_WHAT TO PRODUCE_
In the records below, how many lines hold the string "kind"? Give only the number.

Start of EXERCISE INPUT

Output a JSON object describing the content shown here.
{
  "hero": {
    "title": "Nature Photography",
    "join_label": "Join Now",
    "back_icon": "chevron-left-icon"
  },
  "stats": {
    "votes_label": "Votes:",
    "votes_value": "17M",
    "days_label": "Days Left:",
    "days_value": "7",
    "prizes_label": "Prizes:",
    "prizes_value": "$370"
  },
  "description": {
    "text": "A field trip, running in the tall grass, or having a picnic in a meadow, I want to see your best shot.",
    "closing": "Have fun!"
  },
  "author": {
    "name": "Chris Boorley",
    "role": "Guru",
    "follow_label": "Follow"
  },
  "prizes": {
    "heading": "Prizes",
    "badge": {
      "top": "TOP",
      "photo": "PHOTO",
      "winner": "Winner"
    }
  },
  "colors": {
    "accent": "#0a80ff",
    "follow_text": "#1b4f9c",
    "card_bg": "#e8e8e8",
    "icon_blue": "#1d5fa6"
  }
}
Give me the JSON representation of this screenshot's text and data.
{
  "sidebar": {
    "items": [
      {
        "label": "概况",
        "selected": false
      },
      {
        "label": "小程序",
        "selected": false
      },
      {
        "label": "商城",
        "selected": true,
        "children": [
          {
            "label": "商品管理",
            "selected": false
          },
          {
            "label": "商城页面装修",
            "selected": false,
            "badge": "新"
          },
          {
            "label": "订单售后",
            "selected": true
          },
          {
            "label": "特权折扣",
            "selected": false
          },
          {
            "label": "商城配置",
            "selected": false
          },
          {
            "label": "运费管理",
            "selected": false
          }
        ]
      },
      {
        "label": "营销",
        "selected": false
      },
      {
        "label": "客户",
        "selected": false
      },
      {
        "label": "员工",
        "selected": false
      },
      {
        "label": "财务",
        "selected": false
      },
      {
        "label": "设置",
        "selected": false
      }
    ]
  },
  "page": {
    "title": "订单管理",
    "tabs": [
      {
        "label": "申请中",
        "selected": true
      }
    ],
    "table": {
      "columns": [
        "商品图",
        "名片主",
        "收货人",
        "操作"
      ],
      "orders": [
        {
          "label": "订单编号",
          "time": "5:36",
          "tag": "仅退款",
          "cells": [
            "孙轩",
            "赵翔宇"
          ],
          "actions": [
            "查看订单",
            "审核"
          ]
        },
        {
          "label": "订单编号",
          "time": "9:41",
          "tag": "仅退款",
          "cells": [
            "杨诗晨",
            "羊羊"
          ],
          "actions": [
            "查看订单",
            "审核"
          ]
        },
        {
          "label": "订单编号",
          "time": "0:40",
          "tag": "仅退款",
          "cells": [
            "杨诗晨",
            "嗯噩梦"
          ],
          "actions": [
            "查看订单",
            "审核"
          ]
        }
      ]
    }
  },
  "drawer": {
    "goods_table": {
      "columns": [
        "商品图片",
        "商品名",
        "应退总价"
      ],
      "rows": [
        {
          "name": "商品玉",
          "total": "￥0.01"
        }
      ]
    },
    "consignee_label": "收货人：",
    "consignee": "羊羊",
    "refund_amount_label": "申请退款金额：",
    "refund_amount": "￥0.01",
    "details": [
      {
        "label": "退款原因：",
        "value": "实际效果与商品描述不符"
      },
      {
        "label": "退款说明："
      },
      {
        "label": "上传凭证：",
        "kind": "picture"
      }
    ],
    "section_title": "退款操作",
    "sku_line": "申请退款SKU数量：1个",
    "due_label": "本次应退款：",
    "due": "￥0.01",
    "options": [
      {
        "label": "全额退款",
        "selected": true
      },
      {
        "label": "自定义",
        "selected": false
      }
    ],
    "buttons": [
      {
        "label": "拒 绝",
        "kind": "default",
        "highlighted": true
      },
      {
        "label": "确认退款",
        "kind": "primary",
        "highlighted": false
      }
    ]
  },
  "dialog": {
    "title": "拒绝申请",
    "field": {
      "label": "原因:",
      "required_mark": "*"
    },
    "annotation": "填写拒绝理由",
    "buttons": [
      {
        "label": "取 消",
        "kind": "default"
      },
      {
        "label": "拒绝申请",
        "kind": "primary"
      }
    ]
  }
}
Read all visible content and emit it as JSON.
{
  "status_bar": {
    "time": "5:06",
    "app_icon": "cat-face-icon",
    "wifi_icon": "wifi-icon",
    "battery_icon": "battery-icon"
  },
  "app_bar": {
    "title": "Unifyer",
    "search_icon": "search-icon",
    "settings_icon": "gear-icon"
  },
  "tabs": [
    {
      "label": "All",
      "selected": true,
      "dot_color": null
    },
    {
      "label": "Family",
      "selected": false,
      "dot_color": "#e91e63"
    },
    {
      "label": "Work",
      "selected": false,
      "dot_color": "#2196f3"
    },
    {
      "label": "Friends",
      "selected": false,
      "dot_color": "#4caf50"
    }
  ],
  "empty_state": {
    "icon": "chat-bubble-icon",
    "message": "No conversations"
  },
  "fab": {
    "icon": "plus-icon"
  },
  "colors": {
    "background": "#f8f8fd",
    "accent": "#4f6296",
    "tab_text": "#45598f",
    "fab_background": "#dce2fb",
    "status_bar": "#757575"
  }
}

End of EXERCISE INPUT

_RESPONSE AREA_
5